Oh, the places you’ll go: graduating senior Angel Menendez travels the world
Angel Menendez hangs out at the community center in Yunganza, Ecuador. He traveled there as part of an FDU-sponsored service-learning trip in January 2014. (Photo courtesy of Menendez)
By Catherine Krawiec
Angel Menendez, 22, caught the travel bug at a young age. He visited El Salvador multiple times with his family (his parents are originally from there) and grew up knowing both American and El Salvadorian cultures. As Menendez started looking at colleges, he knew that being able to travel would be a deciding factor; Fairleigh Dickinson University’s Florham Campus was the perfect match because of the many global and study abroad opportunities it offers.
A member of the Class of 2014, Menendez will graduate with a bachelor’s degree in mathematics.
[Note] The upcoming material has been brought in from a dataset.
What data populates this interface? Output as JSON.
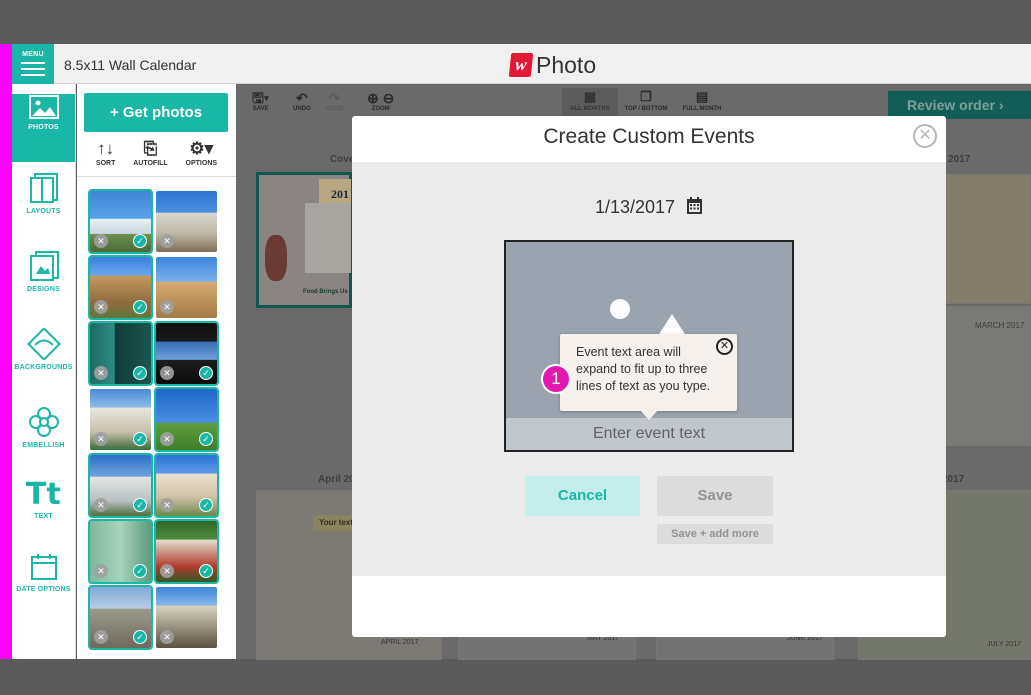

In the fall he will student teach, and go on to pursue his master’s in teaching in FDU’s five-year undergraduate and graduate program
During his undergraduate years, Menendez was an EOF Student; a member of the SGA, serving as vice president of communications; a math tutor; and a brother and the treasurer of Zeta Beta Tau Fraternity.
Menendez also took advantage of FDU’s study abroad options and service-learning trips. In fall 2011, he spent the semester at Wroxton College. “It was the reason I came to FDU,” he says. “I had planned on going to Wroxton every since I was accepted.”
Besides studying abroad for a semester, Menendez also went on two service-learning trips to Latin America. In 2013 he went to Manzanillo, Costa Rica and in 2014 he went to Yunganza, Ecuador
for a week during winter break. While in Costa Rica, Menendez and the other students helped spruce up a school. They cleaned the school, painted, added a large bench and improved the jungle gym.
“The service trips really helped me grow as a person. Most people don’t know how big the world really is and when you get that culture shock you realize how much you can really do.” Angel says “While there, we realized how isolated certain parts of the world are and we were able to give the city the help they needed and boost the local tourism economy.”
During Menendez’s second service trip, the group worked to preserve a local community center each morning, which is a place for the indigenous Shuar people to practice ancient rituals. In the afternoons, the group taught English to schoolchildren in Limon.
“You could tell that the Shaur really appreciated all of the help we were doing. But it was good for us, too; it was a reality check.”
Besides being great experiences, Menendez says the service learning trips — and all the opportunities he took advantage of at FDU — will help him in the future.
“All of the different clubs and organizations I was a part of helped me deal with the social aspect of life on a global perspective,” notes Menendez. “I learned that people can come from anywhere, and knowing about different cultures has prepared me for my career in teaching. I will be able to better relate my experiences to kids who come from all different backgrounds.”
Editor’s Note: Read the story on Menendez’s Ecuador trip here.